• _What you are asked to do_
Every line below that carries the word "kind" needs to be copied.

----- Given records

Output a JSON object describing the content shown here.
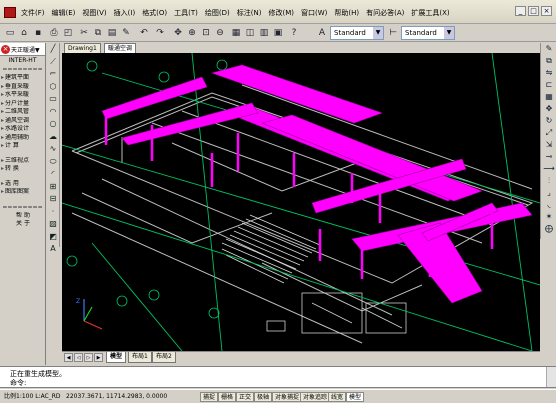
{
  "menu": [
    "文件(F)",
    "编辑(E)",
    "视图(V)",
    "插入(I)",
    "格式(O)",
    "工具(T)",
    "绘图(D)",
    "标注(N)",
    "修改(M)",
    "窗口(W)",
    "帮助(H)",
    "有问必答(A)",
    "扩展工具(X)"
  ],
  "window_controls": [
    "_",
    "□",
    "×"
  ],
  "toolbar": {
    "text_style": "Standard",
    "dim_style": "Standard"
  },
  "left_panel": {
    "title": "天正暖通▼",
    "brand": "INTER-HT",
    "separator": "========",
    "items_a": [
      "建筑平面",
      "垂直采暖",
      "水平采暖",
      "分户计量",
      "二维风管",
      "通风空调",
      "水路设计",
      "通用辅助",
      "计    算"
    ],
    "items_b": [
      "三维视点",
      "转    换"
    ],
    "items_c": [
      "选    用",
      "图库图案"
    ],
    "footer": [
      "帮    助",
      "关    于"
    ]
  },
  "doc_tabs": [
    "Drawing1",
    "暖通空调"
  ],
  "layout_tabs": [
    "模型",
    "布局1",
    "布局2"
  ],
  "command": {
    "line1": "正在重生成模型。",
    "line2": "命令:"
  },
  "status": {
    "scale": "比例1:100 L:AC_RD",
    "coords": "22037.3671, 11714.2983, 0.0000",
    "buttons": [
      "捕捉",
      "栅格",
      "正交",
      "极轴",
      "对象捕捉",
      "对象追踪",
      "线宽",
      "模型"
    ]
  },
  "colors": {
    "duct": "#ff00ff",
    "axis": "#00c060",
    "wall": "#c8c8c8",
    "canvas": "#000000"
  },
  "icons": [
    "save-icon",
    "undo-icon",
    "redo-icon",
    "pan-icon",
    "zoom-icon",
    "line-icon",
    "circle-icon",
    "arc-icon",
    "move-icon",
    "copy-icon"
  ]
}
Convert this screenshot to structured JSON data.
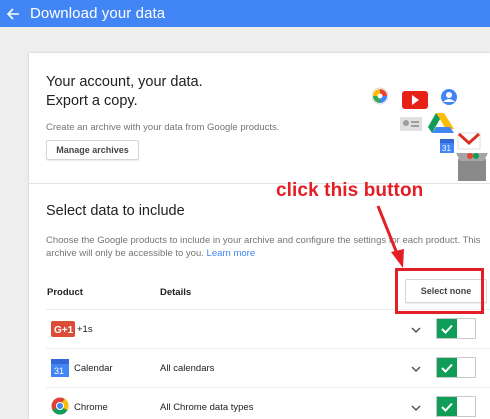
{
  "header": {
    "title": "Download your data",
    "back_icon": "arrow-back-icon"
  },
  "account": {
    "title_line1": "Your account, your data.",
    "title_line2": "Export a copy.",
    "subtitle": "Create an archive with your data from Google products.",
    "manage_button": "Manage archives"
  },
  "select_section": {
    "title": "Select data to include",
    "description": "Choose the Google products to include in your archive and configure the settings for each product. This archive will only be accessible to you.",
    "learn_more": "Learn more",
    "col_product": "Product",
    "col_details": "Details",
    "select_none_button": "Select none"
  },
  "products": [
    {
      "name": "+1s",
      "details": "",
      "icon": "google-plus-icon",
      "enabled": true
    },
    {
      "name": "Calendar",
      "details": "All calendars",
      "icon": "calendar-icon",
      "enabled": true
    },
    {
      "name": "Chrome",
      "details": "All Chrome data types",
      "icon": "chrome-icon",
      "enabled": true
    }
  ],
  "annotation": {
    "text": "click this button"
  },
  "colors": {
    "appbar": "#4285f4",
    "toggle_on": "#0f9d58",
    "annotation_red": "#e31e24",
    "link": "#4285f4"
  }
}
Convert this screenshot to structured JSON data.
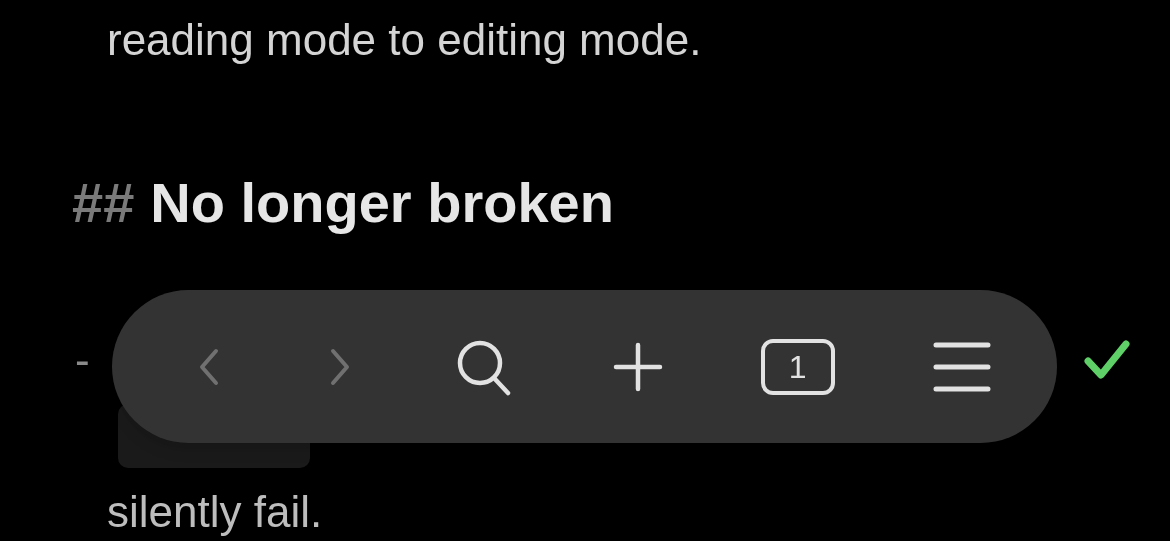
{
  "paragraph": "reading mode to editing mode.",
  "heading": {
    "marker": "##",
    "text": "No longer broken"
  },
  "list_item": {
    "marker": "-",
    "done": true,
    "lines": [
      {
        "code_block": true
      },
      {
        "text": "silently fail."
      }
    ]
  },
  "toolbar": {
    "buttons": [
      {
        "kind": "back",
        "disabled": true
      },
      {
        "kind": "forward",
        "disabled": true
      },
      {
        "kind": "search",
        "disabled": false
      },
      {
        "kind": "new",
        "disabled": false
      },
      {
        "kind": "tabs",
        "disabled": false,
        "count": "1"
      },
      {
        "kind": "menu",
        "disabled": false
      }
    ]
  }
}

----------

• _Task response_
        "kind": "back",
        "kind": "forward",
        "kind": "search",
        "kind": "new",
        "kind": "tabs",
        "kind": "menu",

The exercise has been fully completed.